Who is APT41?
FROM THE MEDIA: Cyber attacks from China have become a major problem for U.S. institutions and companies. One recent incident — an attack in March on six U.S. state governments carried out by a group of organized civilians — shows how the threat is coming not just from state-backed operatives from the People’s Liberation Army or Ministry of State Security (MSS). Hackers targeted the six states through a vulnerability in a livestock disease-tracking application called USAHEARDS. Analysts have since attributed the attack to Advanced Persistent Threat 41 (APT41), a Chengdu-based criminal hacking syndicate.
READ THE STORY: The Wire China
Items of interest
Researchers Identify a Resilient Trait of Deepfakes That Could Aid Long-Term Detection
FROM THE MEDIA: Since the earliest deepfake detection solutions began to emerge in 2018, the computer vision and security research sector has been seeking to define an essential characteristic of deepfake videos – signals that could prove resistant to improvements in popular facial synthesis technologies (such as autoencoder-based deepfake packages like DeepFaceLab and FaceSwap, and the use of Generative Adversarial Networks to recreate, simulate or alter human faces).
Many of the ‘tells’, such as lack of blinking, were made redundant by improvements in deepfakes, whereas the potential use of digital provenance techniques (such as the Adobe-led Content Authenticity Initiative) – including blockchain approaches and digital watermarking of potential source photos – either require sweeping and expensive changes to the existing body of available source images on the internet, or else would need a notable cooperative effort among nations and governments to create systems of invigilation and authentication.
Therefore it would be very useful if a truly fundamental and resilient trait could be discerned in image and video content that features altered, invented, or identity-swapped human faces; a characteristic that could be inferred directly from falsified videos, without large-scale verification, cryptographic asset hashing, context-checking, plausibility evaluation, artifact-centric detection routines, or other burdensome approaches to deepfake detection.

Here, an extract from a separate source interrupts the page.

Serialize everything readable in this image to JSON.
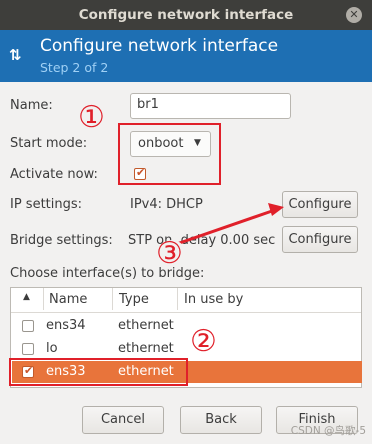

READ THE STORY: UNITE
China's Race for AI Supremacy (Video)
FROM THE MEDIA: Artificial intelligence is set to revolutionize the world, empowering those nations that fully harness its potential. The U.S. is still seen as the world AI leader, but China is catching up. The race is central to the U.S.-China rivalry and a critical facet of the economic and military competition that will define the decade.
The Digital Threat To Nations (Video)
FROM THE MEDIA: Singapore aims to be a “Smart Nation” but the more it depends on I.T., the more it opens itself to cyber threats. This is the cybersecurity dilemma. Explore global incidents of cyber espionage, disinformation, disruption and pandemics and how they endanger nations.
These open source products are reviewed from analysts at InfoDom Securities and provide possible context about current media trends in regard to the realm of cyber security. The stories selected cover a broad array of cyber threats and are intended to aid readers in framing key publicly discussed threats and overall situational awareness. InfoDom Securities does not specifically endorse any third-party claims made in their original material or related links on their sites, and the opinions expressed by third parties are theirs alone. Contact InfoDom Securities at firstname.lastname@example.org